■ What is needed
Go through the data and retrieve each line that includes the string "this".

Segment Start: Records shown

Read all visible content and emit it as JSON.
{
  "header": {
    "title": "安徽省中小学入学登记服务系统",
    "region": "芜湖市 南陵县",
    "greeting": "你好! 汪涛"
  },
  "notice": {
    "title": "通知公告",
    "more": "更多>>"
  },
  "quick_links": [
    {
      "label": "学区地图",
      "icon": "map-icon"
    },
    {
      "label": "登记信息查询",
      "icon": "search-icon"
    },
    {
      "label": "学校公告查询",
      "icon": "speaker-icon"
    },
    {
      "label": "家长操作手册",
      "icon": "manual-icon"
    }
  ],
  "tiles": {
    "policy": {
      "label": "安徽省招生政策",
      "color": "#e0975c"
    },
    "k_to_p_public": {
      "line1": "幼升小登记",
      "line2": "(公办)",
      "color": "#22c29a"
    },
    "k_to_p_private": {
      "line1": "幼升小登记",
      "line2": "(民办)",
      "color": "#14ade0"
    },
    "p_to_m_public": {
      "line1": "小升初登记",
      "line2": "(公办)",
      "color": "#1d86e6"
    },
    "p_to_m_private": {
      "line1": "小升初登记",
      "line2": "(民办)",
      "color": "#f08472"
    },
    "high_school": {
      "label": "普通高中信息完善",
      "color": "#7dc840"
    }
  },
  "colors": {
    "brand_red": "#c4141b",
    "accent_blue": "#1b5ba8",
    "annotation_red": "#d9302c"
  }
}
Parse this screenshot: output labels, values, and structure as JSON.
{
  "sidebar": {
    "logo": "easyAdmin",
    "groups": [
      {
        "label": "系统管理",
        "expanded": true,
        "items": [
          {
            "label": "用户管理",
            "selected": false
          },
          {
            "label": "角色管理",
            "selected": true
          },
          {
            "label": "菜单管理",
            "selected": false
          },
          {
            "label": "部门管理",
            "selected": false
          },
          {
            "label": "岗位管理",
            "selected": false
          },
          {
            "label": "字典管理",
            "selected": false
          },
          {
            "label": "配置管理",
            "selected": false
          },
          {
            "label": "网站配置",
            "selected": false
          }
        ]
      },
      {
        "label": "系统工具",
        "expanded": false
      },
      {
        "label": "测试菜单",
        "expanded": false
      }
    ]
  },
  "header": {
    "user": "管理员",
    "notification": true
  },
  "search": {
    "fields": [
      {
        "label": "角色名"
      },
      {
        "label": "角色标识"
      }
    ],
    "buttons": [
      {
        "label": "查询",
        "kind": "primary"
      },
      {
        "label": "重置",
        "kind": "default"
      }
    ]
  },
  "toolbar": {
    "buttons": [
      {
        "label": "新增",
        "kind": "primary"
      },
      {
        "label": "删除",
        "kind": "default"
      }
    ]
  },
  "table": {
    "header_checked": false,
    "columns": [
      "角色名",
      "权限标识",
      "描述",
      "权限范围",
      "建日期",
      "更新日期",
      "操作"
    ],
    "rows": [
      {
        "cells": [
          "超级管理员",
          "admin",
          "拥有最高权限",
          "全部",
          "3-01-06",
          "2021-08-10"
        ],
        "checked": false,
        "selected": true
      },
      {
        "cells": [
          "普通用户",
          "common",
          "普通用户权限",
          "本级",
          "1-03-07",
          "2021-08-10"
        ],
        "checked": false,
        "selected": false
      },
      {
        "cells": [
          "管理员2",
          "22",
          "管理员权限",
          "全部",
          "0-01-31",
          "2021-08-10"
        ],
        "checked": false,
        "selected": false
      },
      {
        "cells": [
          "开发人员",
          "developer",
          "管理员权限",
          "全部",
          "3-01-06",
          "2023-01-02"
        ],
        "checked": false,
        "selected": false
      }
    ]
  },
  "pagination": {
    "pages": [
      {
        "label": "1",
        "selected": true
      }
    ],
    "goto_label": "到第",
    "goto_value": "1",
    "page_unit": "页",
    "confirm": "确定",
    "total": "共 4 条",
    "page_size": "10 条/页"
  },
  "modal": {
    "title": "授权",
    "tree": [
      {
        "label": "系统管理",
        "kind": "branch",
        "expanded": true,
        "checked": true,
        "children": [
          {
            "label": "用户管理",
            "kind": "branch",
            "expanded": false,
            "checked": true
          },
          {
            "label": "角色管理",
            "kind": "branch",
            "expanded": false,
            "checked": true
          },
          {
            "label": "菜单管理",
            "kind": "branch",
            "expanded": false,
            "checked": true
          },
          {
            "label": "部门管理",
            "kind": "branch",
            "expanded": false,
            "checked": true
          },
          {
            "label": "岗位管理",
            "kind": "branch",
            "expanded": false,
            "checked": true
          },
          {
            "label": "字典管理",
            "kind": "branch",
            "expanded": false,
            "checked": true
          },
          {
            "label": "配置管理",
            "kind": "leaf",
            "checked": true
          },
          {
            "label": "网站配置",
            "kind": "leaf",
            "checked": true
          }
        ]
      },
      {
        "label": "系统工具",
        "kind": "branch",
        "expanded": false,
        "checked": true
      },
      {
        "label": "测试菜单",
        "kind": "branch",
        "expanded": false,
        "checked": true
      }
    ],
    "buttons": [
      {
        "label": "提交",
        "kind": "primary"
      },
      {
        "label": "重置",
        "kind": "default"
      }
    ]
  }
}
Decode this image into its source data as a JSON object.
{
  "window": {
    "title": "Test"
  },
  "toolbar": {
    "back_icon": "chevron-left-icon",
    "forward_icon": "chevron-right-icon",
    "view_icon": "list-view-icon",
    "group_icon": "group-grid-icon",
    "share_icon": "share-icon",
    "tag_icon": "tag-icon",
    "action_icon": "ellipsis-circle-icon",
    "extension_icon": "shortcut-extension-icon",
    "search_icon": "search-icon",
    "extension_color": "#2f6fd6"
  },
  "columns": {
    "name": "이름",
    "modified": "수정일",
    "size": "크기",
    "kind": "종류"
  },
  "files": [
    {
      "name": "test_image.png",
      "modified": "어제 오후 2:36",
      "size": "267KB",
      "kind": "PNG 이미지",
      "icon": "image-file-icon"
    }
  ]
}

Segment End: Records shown

■ Written solution
Parse this screenshot: output labels, values, and structure as JSON.
Decode this image into its source data as a JSON object.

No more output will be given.